The education sector is facing a widening gulf between teachers and learners in the use of technology. The constant innovation in ICT goes to further aggravate the gulf between the teachers and students. In the long run, the education system cannot sustain, if the teachers and students choose to live in two different worlds. The market forces will find its own way to bridge the gulf. The question is: How?
The Choice
Teachers will be forced to change by embracing technology, though reluctantly. It will be foolhardy to expect students to go back in time and adapt to the traditional approach of teachers. There is, but, only one way to resolve the issue–teachers ought to change and align with the needs of students in using technology for teaching. Those who defy the change will be left high and dry, in the world of chalk and talk–talking to empty classrooms.
John Dewey said, “If we teach today’s students as we taught yesterday’s, we rob them of tomorrow.” He is absolutely right!  The teachers do not have the right to rob students’ of the joy of learning by refusing to embrace technology for teaching. ICT will arm the students to their teeth, depriving the teachers of the luxury of teaching without technology.
The Future of Teaching
The future of learning is fast changing even as I blog this piece. Technology is revolutionizing the education industry. And students are at the helm of the teaching process because they control it through the technology-infused learning process. It is the students and NOT the teachers who will drive the future of the teaching.
What are your thoughts on this issue? I love to hear your views and comments.

Publisher PowerPoint: Teacher to Adopt or Adapt?

Book publishers render a handy service to the teaching community–gifting readymade PowerPoint that accompany textbooks adopted for the courses. While they render valuable help to busy teachers, it comes with a downside issue that require ironing out by teachers. Let’s explore the two options facing teachers viz., should I adopt or adapt these PowerPoint.

Why ‘adopt’ is not the preferred choice?

Publisher PowerPoint is not intentionally designed with the aim of engaging students in the learning process. They play a good role in capturing the key points and concepts to be covered in the classroom. While coverage is its strength, coverage by itself is inadequate to engage learners. No thoughtful teacher, you will agree, steps into the classroom presuming that coverage is the prime responsibility. Teaching is an art that demands more than information presenting or coverage. If, engaging student is the way to foster learning, outright adoption of publisher PowerPoints is not the best approach.

Why ‘adapt’ is a prudent option?

Teachers are constantly faced with the challenge of making sense of the content to be taught so that students gain a deeper understanding and are better equipped to apply the learning.
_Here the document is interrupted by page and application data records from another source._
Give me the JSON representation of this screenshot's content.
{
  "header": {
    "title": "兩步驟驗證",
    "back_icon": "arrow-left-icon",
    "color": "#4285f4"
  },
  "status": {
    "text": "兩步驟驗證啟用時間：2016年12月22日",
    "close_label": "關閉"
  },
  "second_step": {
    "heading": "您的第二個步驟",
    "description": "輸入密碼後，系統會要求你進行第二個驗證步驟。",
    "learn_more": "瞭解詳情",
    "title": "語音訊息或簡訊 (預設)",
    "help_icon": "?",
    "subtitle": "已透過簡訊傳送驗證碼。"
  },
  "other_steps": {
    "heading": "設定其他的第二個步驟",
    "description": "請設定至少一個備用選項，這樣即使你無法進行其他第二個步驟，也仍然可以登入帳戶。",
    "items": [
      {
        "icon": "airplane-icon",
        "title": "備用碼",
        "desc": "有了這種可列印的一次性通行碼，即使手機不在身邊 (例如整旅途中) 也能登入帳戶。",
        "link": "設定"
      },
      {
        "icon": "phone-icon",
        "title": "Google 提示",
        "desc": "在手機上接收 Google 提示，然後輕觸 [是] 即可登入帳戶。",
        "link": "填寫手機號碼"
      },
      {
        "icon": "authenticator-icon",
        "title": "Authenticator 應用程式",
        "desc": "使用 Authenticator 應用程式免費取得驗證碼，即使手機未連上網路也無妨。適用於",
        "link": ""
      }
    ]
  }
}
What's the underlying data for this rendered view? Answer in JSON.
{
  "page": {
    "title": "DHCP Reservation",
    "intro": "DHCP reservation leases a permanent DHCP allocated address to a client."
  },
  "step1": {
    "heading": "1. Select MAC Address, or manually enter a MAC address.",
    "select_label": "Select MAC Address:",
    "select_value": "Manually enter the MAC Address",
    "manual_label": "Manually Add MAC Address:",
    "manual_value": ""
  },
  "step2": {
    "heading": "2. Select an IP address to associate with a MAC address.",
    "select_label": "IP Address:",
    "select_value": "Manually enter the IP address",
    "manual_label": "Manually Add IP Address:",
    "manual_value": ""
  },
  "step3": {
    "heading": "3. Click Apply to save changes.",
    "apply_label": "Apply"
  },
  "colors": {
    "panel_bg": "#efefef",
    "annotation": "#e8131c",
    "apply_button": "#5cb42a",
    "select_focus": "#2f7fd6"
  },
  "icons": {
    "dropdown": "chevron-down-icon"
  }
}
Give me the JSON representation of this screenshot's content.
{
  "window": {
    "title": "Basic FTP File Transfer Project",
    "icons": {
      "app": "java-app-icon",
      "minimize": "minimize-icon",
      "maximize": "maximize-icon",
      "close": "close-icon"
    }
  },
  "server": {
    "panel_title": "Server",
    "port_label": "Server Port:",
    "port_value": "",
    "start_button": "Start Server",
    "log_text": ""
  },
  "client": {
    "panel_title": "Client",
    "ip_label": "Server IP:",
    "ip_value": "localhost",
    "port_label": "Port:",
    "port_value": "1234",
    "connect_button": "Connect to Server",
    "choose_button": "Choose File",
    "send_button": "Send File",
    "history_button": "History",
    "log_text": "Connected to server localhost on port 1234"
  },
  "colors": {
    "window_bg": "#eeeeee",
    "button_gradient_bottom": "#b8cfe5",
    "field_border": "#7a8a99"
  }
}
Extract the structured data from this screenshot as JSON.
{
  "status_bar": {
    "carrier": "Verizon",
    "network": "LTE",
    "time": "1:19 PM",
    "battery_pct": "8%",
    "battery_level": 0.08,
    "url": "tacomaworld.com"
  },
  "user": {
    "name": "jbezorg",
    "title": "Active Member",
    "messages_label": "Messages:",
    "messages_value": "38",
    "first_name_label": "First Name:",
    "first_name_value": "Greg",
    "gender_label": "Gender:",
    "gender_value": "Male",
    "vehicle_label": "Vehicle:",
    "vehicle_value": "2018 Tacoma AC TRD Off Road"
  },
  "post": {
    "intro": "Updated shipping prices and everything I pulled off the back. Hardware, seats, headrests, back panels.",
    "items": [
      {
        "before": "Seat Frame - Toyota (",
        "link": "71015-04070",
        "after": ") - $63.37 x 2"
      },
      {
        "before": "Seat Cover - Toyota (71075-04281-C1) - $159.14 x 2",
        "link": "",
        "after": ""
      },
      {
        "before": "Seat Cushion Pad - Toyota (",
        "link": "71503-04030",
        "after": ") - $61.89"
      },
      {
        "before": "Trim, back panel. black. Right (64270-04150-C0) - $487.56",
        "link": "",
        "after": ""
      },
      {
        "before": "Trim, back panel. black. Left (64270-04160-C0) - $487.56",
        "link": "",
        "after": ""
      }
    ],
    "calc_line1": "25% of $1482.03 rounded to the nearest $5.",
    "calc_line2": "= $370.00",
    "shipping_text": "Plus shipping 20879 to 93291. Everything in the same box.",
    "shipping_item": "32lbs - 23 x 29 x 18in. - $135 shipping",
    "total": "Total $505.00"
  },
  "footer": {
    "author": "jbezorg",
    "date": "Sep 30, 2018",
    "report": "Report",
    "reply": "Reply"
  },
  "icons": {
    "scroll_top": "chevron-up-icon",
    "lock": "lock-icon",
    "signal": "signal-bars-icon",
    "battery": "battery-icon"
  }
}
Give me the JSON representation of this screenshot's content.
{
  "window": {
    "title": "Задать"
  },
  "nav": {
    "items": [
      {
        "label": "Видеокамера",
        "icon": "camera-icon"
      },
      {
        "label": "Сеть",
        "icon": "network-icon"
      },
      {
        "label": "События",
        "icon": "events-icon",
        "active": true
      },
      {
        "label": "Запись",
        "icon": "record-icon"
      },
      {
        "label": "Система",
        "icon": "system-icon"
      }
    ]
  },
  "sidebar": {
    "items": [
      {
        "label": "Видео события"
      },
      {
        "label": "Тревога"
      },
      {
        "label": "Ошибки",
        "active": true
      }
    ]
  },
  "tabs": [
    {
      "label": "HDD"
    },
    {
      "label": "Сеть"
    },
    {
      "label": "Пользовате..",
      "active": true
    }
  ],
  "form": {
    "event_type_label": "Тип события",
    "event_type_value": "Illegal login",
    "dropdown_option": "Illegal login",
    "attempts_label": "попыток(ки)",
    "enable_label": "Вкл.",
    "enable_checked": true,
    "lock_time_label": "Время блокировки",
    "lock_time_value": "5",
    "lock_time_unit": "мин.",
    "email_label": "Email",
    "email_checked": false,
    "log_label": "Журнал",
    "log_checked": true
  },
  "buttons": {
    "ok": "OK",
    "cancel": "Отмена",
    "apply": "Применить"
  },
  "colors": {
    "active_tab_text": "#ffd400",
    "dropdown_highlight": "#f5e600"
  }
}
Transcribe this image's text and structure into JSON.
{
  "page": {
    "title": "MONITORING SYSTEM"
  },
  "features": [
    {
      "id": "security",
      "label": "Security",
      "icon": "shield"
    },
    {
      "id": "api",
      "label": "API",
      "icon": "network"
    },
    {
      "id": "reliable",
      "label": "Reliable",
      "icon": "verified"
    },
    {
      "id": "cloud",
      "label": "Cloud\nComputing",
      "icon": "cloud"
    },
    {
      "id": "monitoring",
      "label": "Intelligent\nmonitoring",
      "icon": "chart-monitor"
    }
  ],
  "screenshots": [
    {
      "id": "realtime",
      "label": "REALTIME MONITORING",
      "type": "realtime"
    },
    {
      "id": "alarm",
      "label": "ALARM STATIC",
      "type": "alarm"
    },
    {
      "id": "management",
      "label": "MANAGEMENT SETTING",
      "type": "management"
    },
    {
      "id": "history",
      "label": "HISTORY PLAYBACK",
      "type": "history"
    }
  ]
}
This naturally calls for the teacher to reflect and figure out meaningful and innovative ways to teach the content that goes beyond the mundane task of covering the content using the publisher resource. The teacher, therefore, may opt the prudent option of adapting publisher PowerPoint by modifying, dropping, adding, and tweaking the content to meet the intended goal of learning. No doubt, this calls for investment of time and effort. The pay-off can be substantial.

Tricky issue of how to ‘adapt’

Chip and Dan Heath in ‘Made to Stick‘ propound 6 excellent principles using the acronym SUCCESs. Sticky Learning, in their view, is driven by Sticky Teaching. This happens when students are able to remember, understand, apply and change their behavior or opinion or value. In other words, adapting publisher provided PowerPoint is the best way to facilitate sticky learning. Try adapting using these 6 principles of SUCCESs.

The way forward?

What should teachers do? Ditch publisher PowerPoint? Not at all! They have value, though not to the extent desired by students and teachers. The motto: adapt not adopt  when embraced help personalize the publisher PowerPoint and put the interest of the students above everything–mark of a Great Teacher!